How I wish we could end the story and the Finals after game one. But the series was far from over. After Magnolia drew the first blood, San Miguel made sure that everyone would remember who the best All-Filipino team was. With the help of their bench, the Beermen crushed the Hotshots by putting up double digit leads in the next two games. The usual guys went to work on game four to win a close game and put the Beermen up 3-1—a win away from claiming the unprecedented four-peat.

The stage was set for the Beermen to define history. A win in game five would put them on the history books as the first, and so far the only, PBA team to win four straight All-Filipino crowns. But on the other side, a Magnolia team was still determined to defy all odds and spoil SMB’s title chase.

The Hotshots kept a slim lead to start the game, before they finally broke out to claim a 16-point lead at the half. They maintained a double-digit lead to enter the fourth, and were supposed to win the game.

But with over six minutes left in the game, Arwind Santos blocked Jio’s layup off the drive. I knew right there and then that it swung the momentum to the Beermen’s side. True enough, that sparked a run that brought them to as close as three points. Reavis and Sangalang kept the Hotshots afloat, up by five with 1:05 remaining.

It should have been a win by Magnolia, right? They did everything correctly, and looked like they weathered the storm at the perfect time. Again, I wished the story ended at this part, but that’s not how it works.

Off a timeout, Ross drove to the basket to break the defense. He found June Mar free at the paint, which cut the lead to three. Magnolia turned the ball over on the next possession, which set up the biggest shot of the series.

Arwind Santos let a three fly and hit nothing but nylon. This was the same guy who got blocked back in game one when he tried to send the game into overtime. He wasn’t denied that time. I was stunned. It felt like my trick-or-treat bag full of sweets was grabbed away from my six-year-old self, and I didn’t even celebrate Halloween as a kid. That’s how heavy I felt when the ball found its way to the rim. I swear I wished that the universe didn’t let that shot go in.

But it happened. It’s a nightmare so bad that no amount of pinching could make me escape it. The game went to overtime. The Hotshots still took their ground as they took the lead in most parts of the extra time. But I knew it was SMB’s game by that time.
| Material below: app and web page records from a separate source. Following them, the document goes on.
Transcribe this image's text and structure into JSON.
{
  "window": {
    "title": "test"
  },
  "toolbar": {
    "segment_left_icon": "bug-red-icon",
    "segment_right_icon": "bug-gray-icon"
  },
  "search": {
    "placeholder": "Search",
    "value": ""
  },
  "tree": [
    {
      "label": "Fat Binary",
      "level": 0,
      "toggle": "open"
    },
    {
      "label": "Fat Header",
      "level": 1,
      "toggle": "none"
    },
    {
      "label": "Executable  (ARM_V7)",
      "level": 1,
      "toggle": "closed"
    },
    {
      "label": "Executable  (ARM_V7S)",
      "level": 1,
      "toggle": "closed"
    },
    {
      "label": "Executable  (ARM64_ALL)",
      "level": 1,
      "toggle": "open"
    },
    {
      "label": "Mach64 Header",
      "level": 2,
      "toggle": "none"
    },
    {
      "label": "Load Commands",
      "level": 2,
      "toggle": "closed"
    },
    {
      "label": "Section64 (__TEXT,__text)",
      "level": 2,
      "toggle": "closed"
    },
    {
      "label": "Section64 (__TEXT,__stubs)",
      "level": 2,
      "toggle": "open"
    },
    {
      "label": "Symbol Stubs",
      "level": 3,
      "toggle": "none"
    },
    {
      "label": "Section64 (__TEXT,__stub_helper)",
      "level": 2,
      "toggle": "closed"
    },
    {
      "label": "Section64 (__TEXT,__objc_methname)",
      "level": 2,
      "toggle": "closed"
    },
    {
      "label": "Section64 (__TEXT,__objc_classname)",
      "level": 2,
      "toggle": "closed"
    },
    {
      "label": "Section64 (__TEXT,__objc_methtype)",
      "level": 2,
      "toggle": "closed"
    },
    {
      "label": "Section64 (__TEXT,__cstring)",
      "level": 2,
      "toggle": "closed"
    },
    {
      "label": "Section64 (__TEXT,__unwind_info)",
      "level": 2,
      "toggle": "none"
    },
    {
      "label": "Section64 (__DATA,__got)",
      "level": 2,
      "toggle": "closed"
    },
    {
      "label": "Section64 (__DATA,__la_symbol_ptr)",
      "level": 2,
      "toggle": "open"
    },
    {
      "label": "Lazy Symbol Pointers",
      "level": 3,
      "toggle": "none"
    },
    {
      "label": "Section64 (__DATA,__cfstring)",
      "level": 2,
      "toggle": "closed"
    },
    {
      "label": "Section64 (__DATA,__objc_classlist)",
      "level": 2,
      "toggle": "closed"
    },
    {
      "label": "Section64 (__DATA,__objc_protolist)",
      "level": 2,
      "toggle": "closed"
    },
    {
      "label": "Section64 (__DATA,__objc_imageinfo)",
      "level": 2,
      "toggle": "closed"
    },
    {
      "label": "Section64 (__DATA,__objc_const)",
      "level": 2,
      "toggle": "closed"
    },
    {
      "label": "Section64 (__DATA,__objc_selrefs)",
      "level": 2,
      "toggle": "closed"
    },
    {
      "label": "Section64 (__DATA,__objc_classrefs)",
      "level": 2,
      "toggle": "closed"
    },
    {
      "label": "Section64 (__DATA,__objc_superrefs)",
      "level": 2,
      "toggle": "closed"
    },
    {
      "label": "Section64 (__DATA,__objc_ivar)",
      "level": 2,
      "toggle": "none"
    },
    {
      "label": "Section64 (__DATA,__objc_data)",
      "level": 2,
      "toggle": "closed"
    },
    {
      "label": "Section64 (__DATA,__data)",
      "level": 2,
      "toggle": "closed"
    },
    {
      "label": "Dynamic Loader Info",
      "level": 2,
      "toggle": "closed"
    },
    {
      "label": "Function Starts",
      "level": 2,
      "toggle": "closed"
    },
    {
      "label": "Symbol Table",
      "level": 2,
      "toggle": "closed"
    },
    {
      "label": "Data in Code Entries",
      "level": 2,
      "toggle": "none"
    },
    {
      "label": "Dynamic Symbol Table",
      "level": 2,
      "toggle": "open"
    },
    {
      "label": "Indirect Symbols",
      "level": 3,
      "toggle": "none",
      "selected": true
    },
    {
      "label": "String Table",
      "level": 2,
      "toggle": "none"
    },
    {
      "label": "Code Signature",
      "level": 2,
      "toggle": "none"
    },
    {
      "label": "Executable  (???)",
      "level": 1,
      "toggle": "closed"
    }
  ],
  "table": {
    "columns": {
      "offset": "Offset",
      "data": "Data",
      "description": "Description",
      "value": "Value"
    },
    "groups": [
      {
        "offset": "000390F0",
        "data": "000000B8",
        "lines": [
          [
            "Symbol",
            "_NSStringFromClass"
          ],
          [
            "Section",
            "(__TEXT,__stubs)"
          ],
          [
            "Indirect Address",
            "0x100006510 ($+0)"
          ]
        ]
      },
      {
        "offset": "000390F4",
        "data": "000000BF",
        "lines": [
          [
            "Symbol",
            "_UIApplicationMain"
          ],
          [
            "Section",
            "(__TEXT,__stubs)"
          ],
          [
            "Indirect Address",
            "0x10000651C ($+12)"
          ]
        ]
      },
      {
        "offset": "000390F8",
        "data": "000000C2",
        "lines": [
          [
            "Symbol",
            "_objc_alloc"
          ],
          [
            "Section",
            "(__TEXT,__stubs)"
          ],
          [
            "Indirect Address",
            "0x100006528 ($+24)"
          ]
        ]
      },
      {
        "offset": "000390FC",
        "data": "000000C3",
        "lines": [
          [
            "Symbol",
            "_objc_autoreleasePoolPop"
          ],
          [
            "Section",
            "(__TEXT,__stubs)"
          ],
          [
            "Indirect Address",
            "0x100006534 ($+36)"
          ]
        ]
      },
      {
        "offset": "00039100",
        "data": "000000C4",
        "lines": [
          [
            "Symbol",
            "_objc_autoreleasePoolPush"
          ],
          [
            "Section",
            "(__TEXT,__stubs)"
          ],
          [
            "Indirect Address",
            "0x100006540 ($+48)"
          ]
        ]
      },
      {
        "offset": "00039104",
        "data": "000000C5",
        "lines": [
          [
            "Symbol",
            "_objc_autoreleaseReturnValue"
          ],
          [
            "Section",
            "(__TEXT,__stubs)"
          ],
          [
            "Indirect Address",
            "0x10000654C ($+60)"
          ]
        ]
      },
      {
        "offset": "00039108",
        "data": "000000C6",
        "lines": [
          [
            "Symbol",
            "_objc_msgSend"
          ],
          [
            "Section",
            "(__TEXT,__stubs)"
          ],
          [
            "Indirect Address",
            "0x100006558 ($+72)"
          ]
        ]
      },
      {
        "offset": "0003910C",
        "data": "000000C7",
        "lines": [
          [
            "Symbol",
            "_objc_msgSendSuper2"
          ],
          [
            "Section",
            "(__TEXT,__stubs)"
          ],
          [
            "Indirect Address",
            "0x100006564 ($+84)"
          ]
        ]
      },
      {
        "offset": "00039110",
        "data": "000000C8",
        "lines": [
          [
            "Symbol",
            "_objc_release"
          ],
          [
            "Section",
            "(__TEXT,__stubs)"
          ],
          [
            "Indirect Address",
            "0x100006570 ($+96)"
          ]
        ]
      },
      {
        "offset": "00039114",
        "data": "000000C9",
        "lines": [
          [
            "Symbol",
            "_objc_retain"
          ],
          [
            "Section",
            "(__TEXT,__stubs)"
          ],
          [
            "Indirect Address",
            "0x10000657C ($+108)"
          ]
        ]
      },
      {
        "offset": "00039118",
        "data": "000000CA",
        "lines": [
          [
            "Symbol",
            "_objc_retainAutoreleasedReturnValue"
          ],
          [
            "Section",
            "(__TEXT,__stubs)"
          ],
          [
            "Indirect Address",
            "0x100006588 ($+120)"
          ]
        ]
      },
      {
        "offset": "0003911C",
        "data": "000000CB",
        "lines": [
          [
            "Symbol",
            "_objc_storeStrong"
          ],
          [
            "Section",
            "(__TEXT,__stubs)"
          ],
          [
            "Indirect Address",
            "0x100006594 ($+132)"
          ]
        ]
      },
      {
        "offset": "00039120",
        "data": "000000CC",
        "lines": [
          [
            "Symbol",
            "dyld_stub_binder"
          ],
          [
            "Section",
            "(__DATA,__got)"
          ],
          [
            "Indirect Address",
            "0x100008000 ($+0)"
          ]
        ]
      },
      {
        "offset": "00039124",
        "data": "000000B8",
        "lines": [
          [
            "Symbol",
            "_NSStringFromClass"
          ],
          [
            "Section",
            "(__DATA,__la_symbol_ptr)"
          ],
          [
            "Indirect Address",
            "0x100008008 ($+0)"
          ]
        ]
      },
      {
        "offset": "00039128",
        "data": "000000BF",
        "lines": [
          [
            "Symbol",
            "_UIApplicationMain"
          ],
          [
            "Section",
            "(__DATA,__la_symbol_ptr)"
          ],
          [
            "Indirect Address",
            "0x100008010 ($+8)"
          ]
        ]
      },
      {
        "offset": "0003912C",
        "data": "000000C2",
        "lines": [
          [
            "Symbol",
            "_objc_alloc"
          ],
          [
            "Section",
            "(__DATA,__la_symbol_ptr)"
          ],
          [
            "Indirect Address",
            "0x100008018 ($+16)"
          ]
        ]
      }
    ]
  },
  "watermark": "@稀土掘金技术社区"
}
The Beermen had answers to everything Magnolia threw, and five extra minutes weren’t enough to end the game.

By the start of the second overtime, Magnolia looked tired, dragged and exhausted. It’s totally over. They gave everything they had at that game to extend the series, only to fail in the final moments of regulation and in overtime. The Beermen were better not just on paper, but on the series as well.

San Miguel went on to claim history. June Mar Fajardo turned into the Kraken that he was, as he finished with 42 points and 20 rebounds in the title-clinching game. He finally got the revenge that he sought all these years.

Magnolia finished the conference without their first title after the Grand Slam. It was a sad ending, especially for a team that was so used to winning just a few years ago. But hey, it wasn’t that bad at all. Overall, the Hotshots did a fantastic job throughout the conference. Ian finally showed what he can do as the main man in the paint. Mark proved that he’s still an integral part of the rotation. Youngsters Jio and Robbie showed a lot of promise. Paul Lee proved that trading for him was the right decision as the Hotshots move forward. Everyone in this roster showed that they’re ready to play once they’re called to go on the court.

With this lineup, Magnolia still has better years ahead of them, and has a chance to succeed in the near future. And as a fan, I have a ton of reasons to be excited about in the next few seasons.

I just hope that Magnolia’s success doesn’t mean they’ll be perennial bridesmaids to San Miguel’s ongoing dynasty.

And I hope they never cause Junemar any further IT inconveniences.